#1: Swim with the sharks: When is the last time that you visited a customer with your sales reps? Too difficult a step to take in your organization? Then at least take a rep out to lunch and really get to know their challenges and how you can best help them. Sit in on one of sales’ weekly review calls. Get beyond the proverbial “leads from marketing suck” feedback we often hear from sales.
#2: Actively engage with your sales operations team: Sales operations teams have many of the same challenges as you; for example, they struggle to justify their own team’s ROI . . .and sales operations teams have to prove their ROI in a much tighter timeframe than marketing to a more demanding boss. Meet with sales operations to understand their overt and latent needs. Offer to help them analyze the quality of their sales pipeline. Team with them on creating the agenda for the next sales kick-off meeting as part of improving sales enablement.
#3: Get tactical with your market, customer and competitive intelligence data: All good sales teams conduct some type of account planning or opportunity management sessions to discuss how to close more deals quicker. Sit in on a couple of these meetings to better identify how you can be of value. Determine how your marketing and customer intelligence can help these individuals in their planning sessions. (e.g., share of wallet data to ID up-sell opportunities in their named accounts)

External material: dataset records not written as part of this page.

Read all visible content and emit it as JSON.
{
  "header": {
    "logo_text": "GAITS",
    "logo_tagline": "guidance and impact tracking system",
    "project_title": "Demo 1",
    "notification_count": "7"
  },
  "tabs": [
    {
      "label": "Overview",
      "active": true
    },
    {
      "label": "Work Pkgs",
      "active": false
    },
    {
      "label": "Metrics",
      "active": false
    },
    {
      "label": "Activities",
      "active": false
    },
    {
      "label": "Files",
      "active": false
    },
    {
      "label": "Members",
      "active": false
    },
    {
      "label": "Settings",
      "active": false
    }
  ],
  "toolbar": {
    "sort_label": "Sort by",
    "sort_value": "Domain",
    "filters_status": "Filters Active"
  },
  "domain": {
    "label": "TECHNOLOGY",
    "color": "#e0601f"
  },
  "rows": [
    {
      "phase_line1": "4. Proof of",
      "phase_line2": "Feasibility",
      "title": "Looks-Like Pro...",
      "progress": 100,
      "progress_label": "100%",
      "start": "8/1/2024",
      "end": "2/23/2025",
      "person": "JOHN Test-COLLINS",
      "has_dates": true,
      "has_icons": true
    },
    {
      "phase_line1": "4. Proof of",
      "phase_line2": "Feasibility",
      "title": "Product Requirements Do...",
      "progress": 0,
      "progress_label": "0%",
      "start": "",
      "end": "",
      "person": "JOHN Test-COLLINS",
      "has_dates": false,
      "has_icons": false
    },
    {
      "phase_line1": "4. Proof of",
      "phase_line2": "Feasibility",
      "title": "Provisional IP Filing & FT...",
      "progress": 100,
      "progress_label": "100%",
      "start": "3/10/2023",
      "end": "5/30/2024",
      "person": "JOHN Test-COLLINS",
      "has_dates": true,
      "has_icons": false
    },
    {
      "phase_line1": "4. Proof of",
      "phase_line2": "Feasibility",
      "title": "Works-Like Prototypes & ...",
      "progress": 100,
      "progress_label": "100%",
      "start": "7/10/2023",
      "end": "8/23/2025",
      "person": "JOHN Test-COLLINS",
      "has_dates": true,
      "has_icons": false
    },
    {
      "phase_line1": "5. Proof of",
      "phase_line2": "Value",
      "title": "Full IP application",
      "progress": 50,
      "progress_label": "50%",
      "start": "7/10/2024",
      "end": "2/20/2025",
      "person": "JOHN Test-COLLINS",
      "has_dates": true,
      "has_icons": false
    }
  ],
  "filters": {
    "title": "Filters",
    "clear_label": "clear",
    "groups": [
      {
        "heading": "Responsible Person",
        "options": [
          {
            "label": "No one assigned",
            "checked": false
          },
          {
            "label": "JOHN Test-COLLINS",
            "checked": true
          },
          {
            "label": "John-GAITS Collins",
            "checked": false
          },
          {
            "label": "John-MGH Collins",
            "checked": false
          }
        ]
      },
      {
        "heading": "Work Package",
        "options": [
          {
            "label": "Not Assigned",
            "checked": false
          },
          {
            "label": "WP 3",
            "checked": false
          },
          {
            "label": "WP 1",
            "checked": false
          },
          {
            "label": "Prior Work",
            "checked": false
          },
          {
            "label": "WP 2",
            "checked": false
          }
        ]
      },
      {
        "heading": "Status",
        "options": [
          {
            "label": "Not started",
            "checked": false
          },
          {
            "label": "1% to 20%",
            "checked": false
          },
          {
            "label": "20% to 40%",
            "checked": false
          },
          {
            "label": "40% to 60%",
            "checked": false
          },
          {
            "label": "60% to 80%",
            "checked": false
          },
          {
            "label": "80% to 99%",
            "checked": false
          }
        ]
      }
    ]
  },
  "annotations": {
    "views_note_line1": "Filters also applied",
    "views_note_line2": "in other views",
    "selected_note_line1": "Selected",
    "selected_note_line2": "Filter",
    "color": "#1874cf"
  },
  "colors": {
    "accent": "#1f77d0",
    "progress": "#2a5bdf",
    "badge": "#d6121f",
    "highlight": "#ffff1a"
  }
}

#4: Spoon feed your sales teams: Let’s face it. The typical marketing organization often fails from a service perspective to meet the customized needs of sales reps. We can pass the blame all we want, but the bottom line is that marketing needs to do a better job of sales enablement beyond a one-to-many approach. Develop a concierge type service for your top account or top segment sales reps to help them get to the right information at the right time. Deploy a collaborative platform (ideally integrated with the sales force automation system) through which sales reps can reach out to you for help finding just the right ROI tool or other sales asset. Set up a “social” help desk leveraging one of the many great tools out there.
#5: Qualify your leads before sending them off to your direct sales reps: We’re all familiar with typical BANT (budget, availability, needs and timing) lead qualification and scoring frameworks; however, many companies still fail to ensure their leads meet these specific criteria before sending them to their “elephant hunter” sales reps. Audit your lead qualification process from marketing to sales. Deploy a team to better quality those leads versus throwing them over the wall to sales in an automated fashion. (e.g., telemarketing, inside sales and/or sales development reps – in sourced or outsourced)
#6: Pull leads out of sales reps’ trash barrels: As much as we try to send the best leads off to a sales rep, up to 95% of our marketing qualified leads(MQLs) may not make it across the finish line. Unfortunately, many of those leads do end up as customers. . . but not your customers. Put in place a process for your MQLs to recycle back to marketing’s nurturing process if a final buying decision has not been made and your rep drops the opportunity in order to move on to the next lead.